“This is the most awesome way to teach,” said Fralick, who serves the district as a part-time mastery coach and part-time special education instructor. “I am very thankful Maple Valley is doing this.”
Teachers served as facilitators as their students, grouped according to readiness level, held what are called conferences. The conferences allow students at one level to teach students at a different level. The students doing the teaching demonstrate their mastery of the subject while also reviewing the material. Students a level behind have the opportunity to work toward mastery of the material.
“One team was Natalie Donovan, a third grade teacher and Valerie Hall, a second grade teacher,” Fralick said. “They looked at which Common Core standard they wanted to review and selected double digit addition and telling time. The students were grouped according to data and the third grade students reviewed the material while teaching the second grade students.”
Personal Mastery Coach, Heather Bross said the camps were a huge success.
“Facilitators Natalie Donovan, Val Hall, Amy Johnson, Shannon Powers, Carmelle Markwart, Tammi King, Railey Sebolt and Patti Braun are leading the pack forward in the district’s goal to meet all students need at their readiness level,” Bross said.
Fralick was impressed at how engaged the students were at all levels.
“Everybody is at there level,” Fralick said. “Some kids move a little faster and this allows them to be more engaged in their learning.

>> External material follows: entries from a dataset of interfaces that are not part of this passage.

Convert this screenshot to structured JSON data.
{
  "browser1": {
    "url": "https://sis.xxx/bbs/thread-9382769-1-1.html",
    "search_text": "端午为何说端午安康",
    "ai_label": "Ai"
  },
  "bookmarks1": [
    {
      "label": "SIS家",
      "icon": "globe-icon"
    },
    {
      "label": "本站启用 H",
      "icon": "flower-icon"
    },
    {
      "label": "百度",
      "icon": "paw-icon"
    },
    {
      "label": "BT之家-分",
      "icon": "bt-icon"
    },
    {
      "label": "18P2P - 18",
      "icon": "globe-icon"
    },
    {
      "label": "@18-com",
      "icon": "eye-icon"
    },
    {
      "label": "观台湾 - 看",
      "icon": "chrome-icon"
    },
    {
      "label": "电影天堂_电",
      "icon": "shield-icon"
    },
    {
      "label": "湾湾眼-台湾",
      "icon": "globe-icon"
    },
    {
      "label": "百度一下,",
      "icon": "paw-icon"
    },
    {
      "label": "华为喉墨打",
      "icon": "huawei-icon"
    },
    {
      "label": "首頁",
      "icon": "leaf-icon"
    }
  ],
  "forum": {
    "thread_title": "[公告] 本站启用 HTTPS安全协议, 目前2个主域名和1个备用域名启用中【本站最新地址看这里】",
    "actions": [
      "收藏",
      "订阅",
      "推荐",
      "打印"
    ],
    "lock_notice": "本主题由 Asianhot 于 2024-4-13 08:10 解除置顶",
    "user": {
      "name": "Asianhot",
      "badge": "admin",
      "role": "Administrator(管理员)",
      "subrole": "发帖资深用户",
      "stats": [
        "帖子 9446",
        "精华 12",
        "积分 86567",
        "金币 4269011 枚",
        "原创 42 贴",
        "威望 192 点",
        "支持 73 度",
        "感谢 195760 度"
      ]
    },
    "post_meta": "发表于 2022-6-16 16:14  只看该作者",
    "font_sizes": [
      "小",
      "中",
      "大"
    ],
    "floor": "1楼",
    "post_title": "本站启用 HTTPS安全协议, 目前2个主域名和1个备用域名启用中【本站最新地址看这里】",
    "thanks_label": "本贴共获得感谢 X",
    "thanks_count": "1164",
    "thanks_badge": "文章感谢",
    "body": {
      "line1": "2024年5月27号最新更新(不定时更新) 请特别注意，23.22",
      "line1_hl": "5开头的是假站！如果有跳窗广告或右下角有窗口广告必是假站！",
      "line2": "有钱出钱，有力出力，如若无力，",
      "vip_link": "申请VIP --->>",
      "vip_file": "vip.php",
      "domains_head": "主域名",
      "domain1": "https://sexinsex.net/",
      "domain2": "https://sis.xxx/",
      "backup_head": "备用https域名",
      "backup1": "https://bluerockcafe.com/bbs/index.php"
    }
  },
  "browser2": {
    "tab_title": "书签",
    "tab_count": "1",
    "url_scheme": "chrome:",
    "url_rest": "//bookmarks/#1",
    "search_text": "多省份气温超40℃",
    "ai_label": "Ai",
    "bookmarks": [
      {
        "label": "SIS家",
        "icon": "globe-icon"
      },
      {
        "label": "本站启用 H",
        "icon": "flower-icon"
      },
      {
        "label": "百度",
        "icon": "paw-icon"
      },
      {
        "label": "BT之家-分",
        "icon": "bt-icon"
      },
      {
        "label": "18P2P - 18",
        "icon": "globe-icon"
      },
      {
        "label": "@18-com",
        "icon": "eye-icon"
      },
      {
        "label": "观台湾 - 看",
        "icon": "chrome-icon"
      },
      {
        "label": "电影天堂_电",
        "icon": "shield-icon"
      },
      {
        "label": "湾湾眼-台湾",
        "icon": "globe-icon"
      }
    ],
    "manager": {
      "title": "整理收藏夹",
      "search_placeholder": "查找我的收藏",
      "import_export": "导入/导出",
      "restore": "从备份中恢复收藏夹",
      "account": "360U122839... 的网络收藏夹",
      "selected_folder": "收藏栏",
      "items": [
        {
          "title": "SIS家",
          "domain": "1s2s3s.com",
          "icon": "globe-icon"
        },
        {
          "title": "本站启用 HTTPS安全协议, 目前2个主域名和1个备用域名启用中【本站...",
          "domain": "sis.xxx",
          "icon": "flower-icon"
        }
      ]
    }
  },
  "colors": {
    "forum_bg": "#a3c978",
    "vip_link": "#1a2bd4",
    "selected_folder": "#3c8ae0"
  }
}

To me this is the only way that makes sense. No one should waste their educational time.”
Teachers as well as students had the opportunity to reflect on the experience on Friday, Jan. 17. Bross said she heard several positive comments from students as well as comments on how to improve the process.
Bross said students were quoted saying, “I loved everything about math camps;” “It was great to work with kids from another class;” “I learned how to carry in double digit addition and she (his math buddy) taught me;” “Teaching him helped me because if I know it that well that I can teach it, I must really know it;” “I didn’t like the worksheets, but I liked creating a math game with my group.”
Students also suggested splitting up boys with boys and girls with girls as well as the opportunity to meet with more than one class.
Fralick said teachers plan to hold mini camps each month, working toward offering language arts camps during the 2014-2015 school year.